‘Cowboy Bebop’: Early Reviews of the Live-Action Series Are Predictably Negative — Are Anime Comparisons to Blame?

Netflix’s live-action Cowboy Bebop begins streaming on Nov. 19, and early reviews are already rolling in for the new series. Unfortunately, they don’t paint a positive picture of the adaptation. In fact, many of them emphasize its shortcomings in comparison to the original anime. And that’s often the case with live-action takes on animated stories. So, what are fans saying about the upcoming Netflix show? And will newcomers enjoy it more than longtime fans?

Early ‘Cowboy Bebop’ reviews land it a rotten score

Vicious and Spike Spiegel fight in front of a stain-glass window in Netflix's live-action 'Cowboy Bebop' series, which is getting negative early reviews.
Alex Hassell and John Cho in ‘Cowboy Bebop’ | Geoffrey Short/Netflix

While some early reviews of Netflix’s Cowboy Bebop praise the new iteration, many of them highlight issues with the series overall. In fact, the show landed a rotten score on Rotten Tomatoes, falling at 41 percent on the Tomatometer. Audience ratings won’t file in until the official release date, but that doesn’t bode well for the adaptation.

Following negative comments when the social media embargo on the series lifted, such feedback didn’t come as a massive surprise. But what exactly did viewers find wrong with the upcoming series? According to some of them, Netflix’s take on the anime failed to capture much of what made the original story special.

Reviews are calling Netflix’s adaptation ‘mediocre’ and ‘soulless’

Among the negative reviews for Netflix’s Cowboy Bebop, one thought seemed to prevail: the series’ shortcomings don’t have much to do with its cast. Many viewers cited the performances as the best aspect of the new series, with John Cho’s take on Spike Spiegel being praised repeatedly.

But as it turns out, a series needs more than solid acting to win fans’ hearts.

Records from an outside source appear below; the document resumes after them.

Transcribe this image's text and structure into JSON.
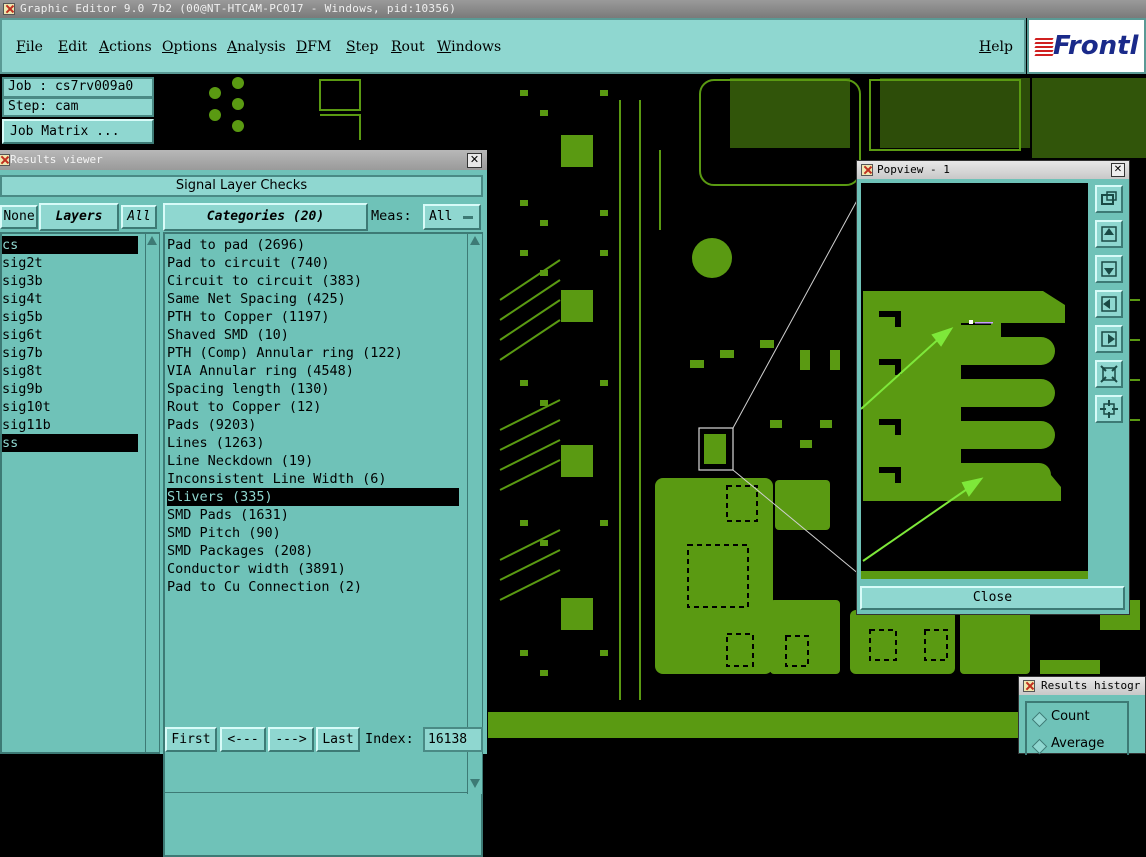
{
  "window": {
    "title": "Graphic Editor 9.0 7b2 (00@NT-HTCAM-PC017 - Windows, pid:10356)"
  },
  "menubar": {
    "items": [
      {
        "label": "File"
      },
      {
        "label": "Edit"
      },
      {
        "label": "Actions"
      },
      {
        "label": "Options"
      },
      {
        "label": "Analysis"
      },
      {
        "label": "DFM"
      },
      {
        "label": "Step"
      },
      {
        "label": "Rout"
      },
      {
        "label": "Windows"
      }
    ],
    "help": "Help",
    "logo": "Frontl"
  },
  "job_panel": {
    "job": "Job : cs7rv009a0",
    "step": "Step: cam",
    "matrix_button": "Job Matrix ..."
  },
  "results_viewer": {
    "title": "Results viewer",
    "header": "Signal Layer Checks",
    "none_button": "None",
    "layers_label": "Layers",
    "all_button": "All",
    "categories_label": "Categories (20)",
    "meas_label": "Meas:",
    "meas_value": "All",
    "layers": [
      {
        "name": "cs",
        "selected": true
      },
      {
        "name": "sig2t",
        "selected": false
      },
      {
        "name": "sig3b",
        "selected": false
      },
      {
        "name": "sig4t",
        "selected": false
      },
      {
        "name": "sig5b",
        "selected": false
      },
      {
        "name": "sig6t",
        "selected": false
      },
      {
        "name": "sig7b",
        "selected": false
      },
      {
        "name": "sig8t",
        "selected": false
      },
      {
        "name": "sig9b",
        "selected": false
      },
      {
        "name": "sig10t",
        "selected": false
      },
      {
        "name": "sig11b",
        "selected": false
      },
      {
        "name": "ss",
        "selected": true
      }
    ],
    "categories": [
      {
        "label": "Pad to pad (2696)",
        "selected": false
      },
      {
        "label": "Pad to circuit (740)",
        "selected": false
      },
      {
        "label": "Circuit to circuit (383)",
        "selected": false
      },
      {
        "label": "Same Net Spacing (425)",
        "selected": false
      },
      {
        "label": "PTH to Copper (1197)",
        "selected": false
      },
      {
        "label": "Shaved SMD (10)",
        "selected": false
      },
      {
        "label": "PTH (Comp) Annular ring (122)",
        "selected": false
      },
      {
        "label": "VIA Annular ring (4548)",
        "selected": false
      },
      {
        "label": "Spacing length (130)",
        "selected": false
      },
      {
        "label": "Rout to Copper (12)",
        "selected": false
      },
      {
        "label": "Pads (9203)",
        "selected": false
      },
      {
        "label": "Lines (1263)",
        "selected": false
      },
      {
        "label": "Line Neckdown (19)",
        "selected": false
      },
      {
        "label": "Inconsistent Line Width (6)",
        "selected": false
      },
      {
        "label": "Slivers (335)",
        "selected": true
      },
      {
        "label": "SMD Pads (1631)",
        "selected": false
      },
      {
        "label": "SMD Pitch (90)",
        "selected": false
      },
      {
        "label": "SMD Packages (208)",
        "selected": false
      },
      {
        "label": "Conductor width (3891)",
        "selected": false
      },
      {
        "label": "Pad to Cu Connection (2)",
        "selected": false
      }
    ],
    "nav": {
      "first": "First",
      "prev": "<---",
      "next": "--->",
      "last": "Last",
      "index_label": "Index:",
      "index_value": "16138"
    }
  },
  "popview": {
    "title": "Popview - 1",
    "close_button": "Close",
    "tools": [
      "zoom-window-icon",
      "pan-up-icon",
      "pan-down-icon",
      "pan-left-icon",
      "pan-right-icon",
      "zoom-fit-icon",
      "zoom-home-icon"
    ]
  },
  "histogram": {
    "title": "Results histogr",
    "options": [
      "Count",
      "Average"
    ]
  },
  "colors": {
    "panel": "#8fd7d0",
    "panel_dark": "#6fc2b8",
    "copper": "#5a9a12",
    "canvas": "#000000",
    "arrow": "#7ee83a"
  }
}
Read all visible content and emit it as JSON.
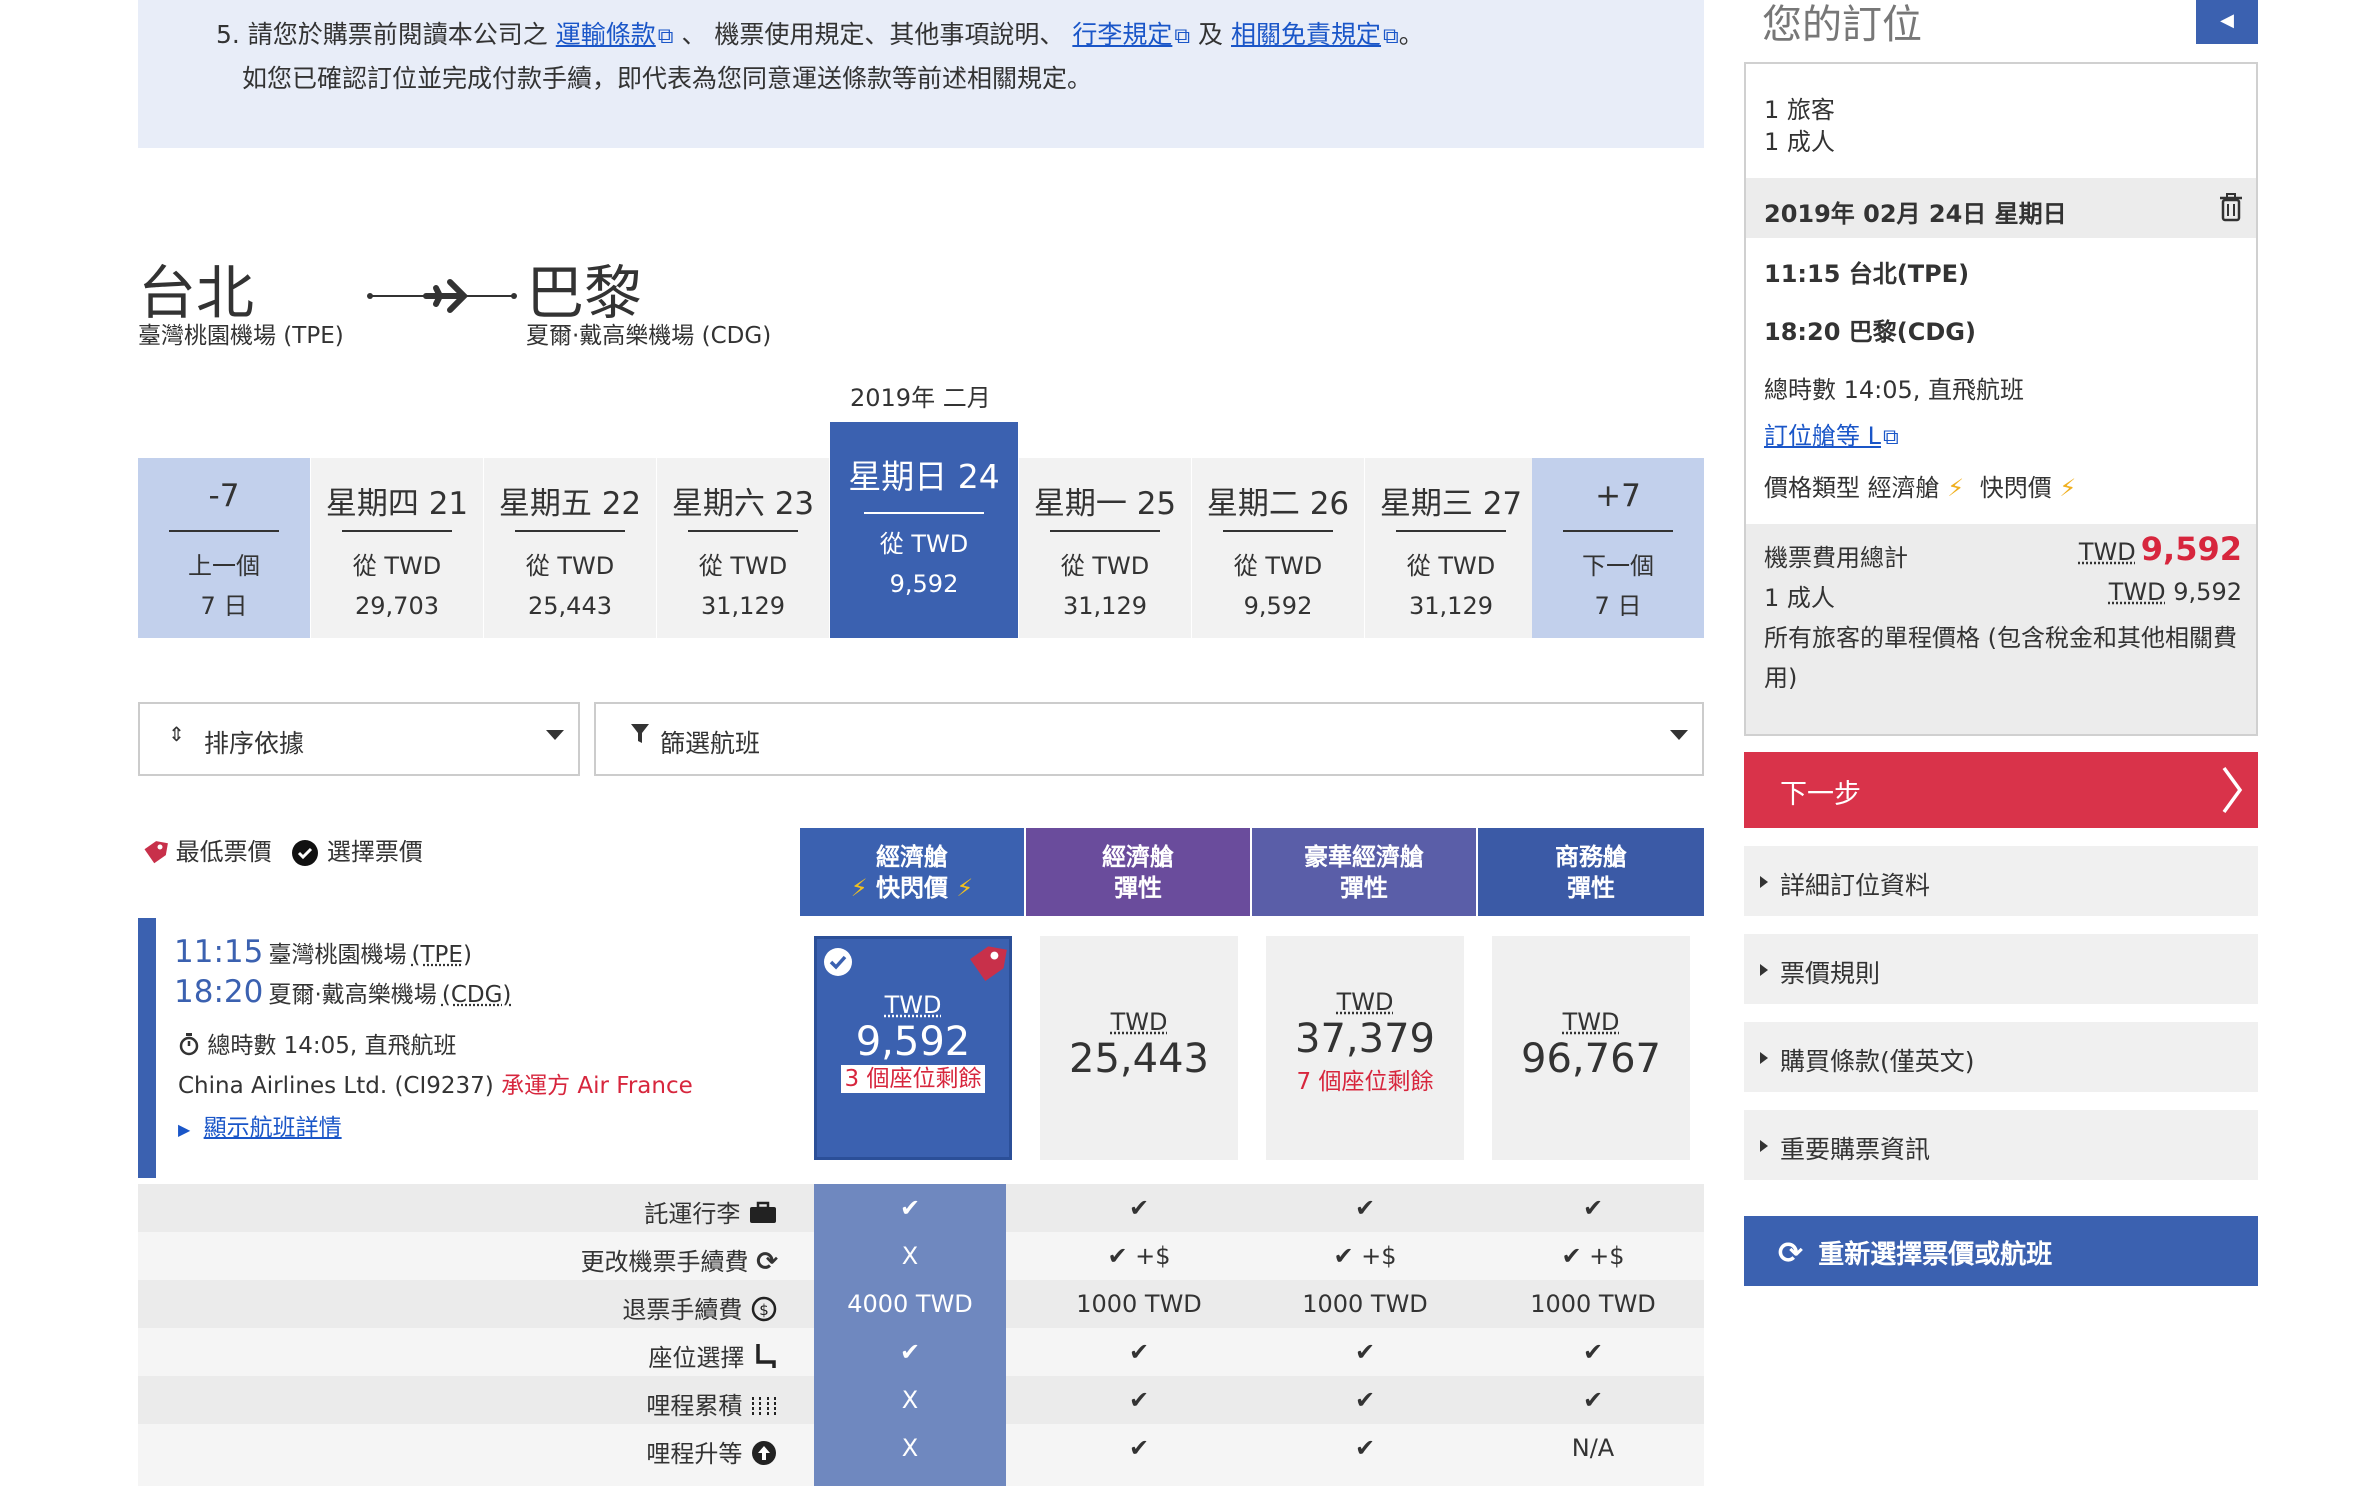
{
  "notice": {
    "line1_prefix": "5. 請您於購票前閱讀本公司之",
    "link_carriage": "運輸條款",
    "mid1": "、 機票使用規定、其他事項說明、",
    "link_baggage": "行李規定",
    "mid2": "及",
    "link_disclaimer": "相關免責規定",
    "end1": "。",
    "line2": "如您已確認訂位並完成付款手續，即代表為您同意運送條款等前述相關規定。"
  },
  "route": {
    "origin_city": "台北",
    "origin_airport": "臺灣桃園機場 (TPE)",
    "dest_city": "巴黎",
    "dest_airport": "夏爾·戴高樂機場 (CDG)"
  },
  "calendar": {
    "month_label": "2019年 二月",
    "prev": {
      "head": "-7",
      "line1": "上一個",
      "line2": "7 日"
    },
    "next": {
      "head": "+7",
      "line1": "下一個",
      "line2": "7 日"
    },
    "days": [
      {
        "head": "星期四 21",
        "line1": "從 TWD",
        "line2": "29,703"
      },
      {
        "head": "星期五 22",
        "line1": "從 TWD",
        "line2": "25,443"
      },
      {
        "head": "星期六 23",
        "line1": "從 TWD",
        "line2": "31,129"
      },
      {
        "head": "星期日 24",
        "line1": "從 TWD",
        "line2": "9,592"
      },
      {
        "head": "星期一 25",
        "line1": "從 TWD",
        "line2": "31,129"
      },
      {
        "head": "星期二 26",
        "line1": "從 TWD",
        "line2": "9,592"
      },
      {
        "head": "星期三 27",
        "line1": "從 TWD",
        "line2": "31,129"
      }
    ]
  },
  "controls": {
    "sort_label": "排序依據",
    "filter_label": "篩選航班"
  },
  "legend": {
    "lowest": "最低票價",
    "selected": "選擇票價"
  },
  "fare_headers": [
    {
      "line1": "經濟艙",
      "line2": "快閃價",
      "color": "#3b61b0"
    },
    {
      "line1": "經濟艙",
      "line2": "彈性",
      "color": "#6a4c9c"
    },
    {
      "line1": "豪華經濟艙",
      "line2": "彈性",
      "color": "#5a5ea8"
    },
    {
      "line1": "商務艙",
      "line2": "彈性",
      "color": "#3b5aa6"
    }
  ],
  "flight": {
    "dep_time": "11:15",
    "dep_airport": "臺灣桃園機場",
    "dep_code": "(TPE)",
    "arr_time": "18:20",
    "arr_airport": "夏爾·戴高樂機場",
    "arr_code": "(CDG)",
    "duration": "總時數 14:05, 直飛航班",
    "carrier": "China Airlines Ltd. (CI9237)",
    "operated": "承運方 Air France",
    "details_link": "顯示航班詳情"
  },
  "fares": [
    {
      "currency": "TWD",
      "amount": "9,592",
      "seats": "3 個座位剩餘"
    },
    {
      "currency": "TWD",
      "amount": "25,443",
      "seats": ""
    },
    {
      "currency": "TWD",
      "amount": "37,379",
      "seats": "7 個座位剩餘"
    },
    {
      "currency": "TWD",
      "amount": "96,767",
      "seats": ""
    }
  ],
  "features": [
    {
      "label": "託運行李",
      "icon": "suitcase-icon",
      "values": [
        "✔",
        "✔",
        "✔",
        "✔"
      ]
    },
    {
      "label": "更改機票手續費",
      "icon": "refresh-icon",
      "values": [
        "X",
        "✔ +$",
        "✔ +$",
        "✔ +$"
      ]
    },
    {
      "label": "退票手續費",
      "icon": "refund-icon",
      "values": [
        "4000 TWD",
        "1000 TWD",
        "1000 TWD",
        "1000 TWD"
      ]
    },
    {
      "label": "座位選擇",
      "icon": "seat-icon",
      "values": [
        "✔",
        "✔",
        "✔",
        "✔"
      ]
    },
    {
      "label": "哩程累積",
      "icon": "miles-icon",
      "values": [
        "X",
        "✔",
        "✔",
        "✔"
      ]
    },
    {
      "label": "哩程升等",
      "icon": "upgrade-icon",
      "values": [
        "X",
        "✔",
        "✔",
        "N/A"
      ]
    }
  ],
  "sidebar": {
    "title": "您的訂位",
    "travellers": "1 旅客",
    "adults": "1 成人",
    "date": "2019年 02月 24日 星期日",
    "dep": "11:15 台北(TPE)",
    "arr": "18:20 巴黎(CDG)",
    "duration": "總時數 14:05, 直飛航班",
    "booking_class": "訂位艙等 L",
    "fare_type_label": "價格類型",
    "fare_type_1": "經濟艙",
    "fare_type_2": "快閃價",
    "total_label": "機票費用總計",
    "total_currency": "TWD",
    "total_amount": "9,592",
    "adult_label": "1 成人",
    "adult_currency": "TWD",
    "adult_amount": "9,592",
    "tax_note": "所有旅客的單程價格 (包含稅金和其他相關費用)",
    "next_button": "下一步",
    "accordion": [
      "詳細訂位資料",
      "票價規則",
      "購買條款(僅英文)",
      "重要購票資訊"
    ],
    "reselect_button": "重新選擇票價或航班"
  },
  "colors": {
    "accent_blue": "#3b61b0",
    "red": "#d7263d",
    "next_button": "#d9334a"
  }
}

And those who loved the anime felt much was missing from this adaptation. Rafael Motamayor at Collider called the show “soulless” and “colorless,” making it clear that it didn’t live up to the source material. Meanwhile, EJ Moreno at Flickering Myth summarized many other reviewers feelings, calling it “another mediocre live-action anime.”

Those sentiments were present across the board, and even some of the positive reviews admitted the show was so-so. That’s not to say there weren’t a few critics impressed by the adaptation. Several even felt their colleagues were overly harsh when it came to anime comparisons. So, is the anime what’s bringing this version of Cowboy Bebop down?

Are anime comparisons dragging ‘Cowboy Bebop’ down?


The Opening Credits for Netflix’s ‘Cowboy Bebop’ Draw Straight From the Anime

One thing to note about the early reviews for Cowboy Bebop is that many claim it doesn’t live up to the original. And although comparisons between the anime and the live-action series are bound to happen, such comments do beg the question of whether or not this show will appeal to newcomers. It’s hard to say whether or not it stands on its own after seeing the original. However, audiences could very well enjoy this as its own science-fiction series.

And John Cho cited concerns about anime comparisons during a recent interview, already raising alarms that dedicated fans might not enjoy Netflix’s Cowboy Bebop. It’s a fair point, especially knowing how adaptations are treated when they aren’t 100-percent true to the source material. Only time will tell if that’s truly the problem.

Netflix’s Cowboy Bebop premieres on Nov. 19, 2021.